Task to carry out → Whenever a line in this data holds the word "location", report that line in full.

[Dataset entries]

____

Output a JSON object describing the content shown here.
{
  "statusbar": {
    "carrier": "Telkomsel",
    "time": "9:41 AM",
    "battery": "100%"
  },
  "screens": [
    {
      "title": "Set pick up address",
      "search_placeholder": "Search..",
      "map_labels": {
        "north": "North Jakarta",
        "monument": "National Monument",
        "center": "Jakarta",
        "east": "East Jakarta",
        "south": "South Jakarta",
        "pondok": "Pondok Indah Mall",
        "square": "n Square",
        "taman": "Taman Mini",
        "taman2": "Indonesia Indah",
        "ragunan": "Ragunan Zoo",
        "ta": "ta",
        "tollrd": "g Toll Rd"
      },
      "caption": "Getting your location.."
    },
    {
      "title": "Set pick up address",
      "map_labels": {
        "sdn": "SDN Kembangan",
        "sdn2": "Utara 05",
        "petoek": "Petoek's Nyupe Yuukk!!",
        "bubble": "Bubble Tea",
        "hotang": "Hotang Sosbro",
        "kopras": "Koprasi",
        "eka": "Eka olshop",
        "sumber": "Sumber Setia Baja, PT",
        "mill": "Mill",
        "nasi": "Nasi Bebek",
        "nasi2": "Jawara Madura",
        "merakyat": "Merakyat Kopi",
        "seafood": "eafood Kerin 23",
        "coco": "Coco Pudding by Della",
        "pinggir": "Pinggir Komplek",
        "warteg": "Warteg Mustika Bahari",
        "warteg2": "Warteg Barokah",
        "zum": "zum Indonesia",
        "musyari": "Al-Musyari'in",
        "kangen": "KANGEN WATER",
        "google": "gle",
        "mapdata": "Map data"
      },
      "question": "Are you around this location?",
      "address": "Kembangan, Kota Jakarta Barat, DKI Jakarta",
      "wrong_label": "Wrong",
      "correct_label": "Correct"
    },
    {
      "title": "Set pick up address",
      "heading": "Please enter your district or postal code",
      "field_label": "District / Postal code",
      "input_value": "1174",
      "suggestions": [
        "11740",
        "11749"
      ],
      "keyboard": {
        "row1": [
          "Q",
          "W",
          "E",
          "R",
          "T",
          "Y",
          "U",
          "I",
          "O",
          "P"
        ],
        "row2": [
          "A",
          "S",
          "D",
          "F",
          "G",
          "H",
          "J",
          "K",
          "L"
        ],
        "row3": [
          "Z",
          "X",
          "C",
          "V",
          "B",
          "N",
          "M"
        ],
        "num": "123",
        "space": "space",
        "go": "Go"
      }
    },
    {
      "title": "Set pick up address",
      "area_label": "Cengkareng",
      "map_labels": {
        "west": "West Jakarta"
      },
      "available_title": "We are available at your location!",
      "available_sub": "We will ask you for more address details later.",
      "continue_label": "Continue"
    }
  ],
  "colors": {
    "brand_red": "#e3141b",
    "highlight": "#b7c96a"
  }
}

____

Answer section →
      "caption": "Getting your location.."
      "question": "Are you around this location?",
      "available_title": "We are available at your location!",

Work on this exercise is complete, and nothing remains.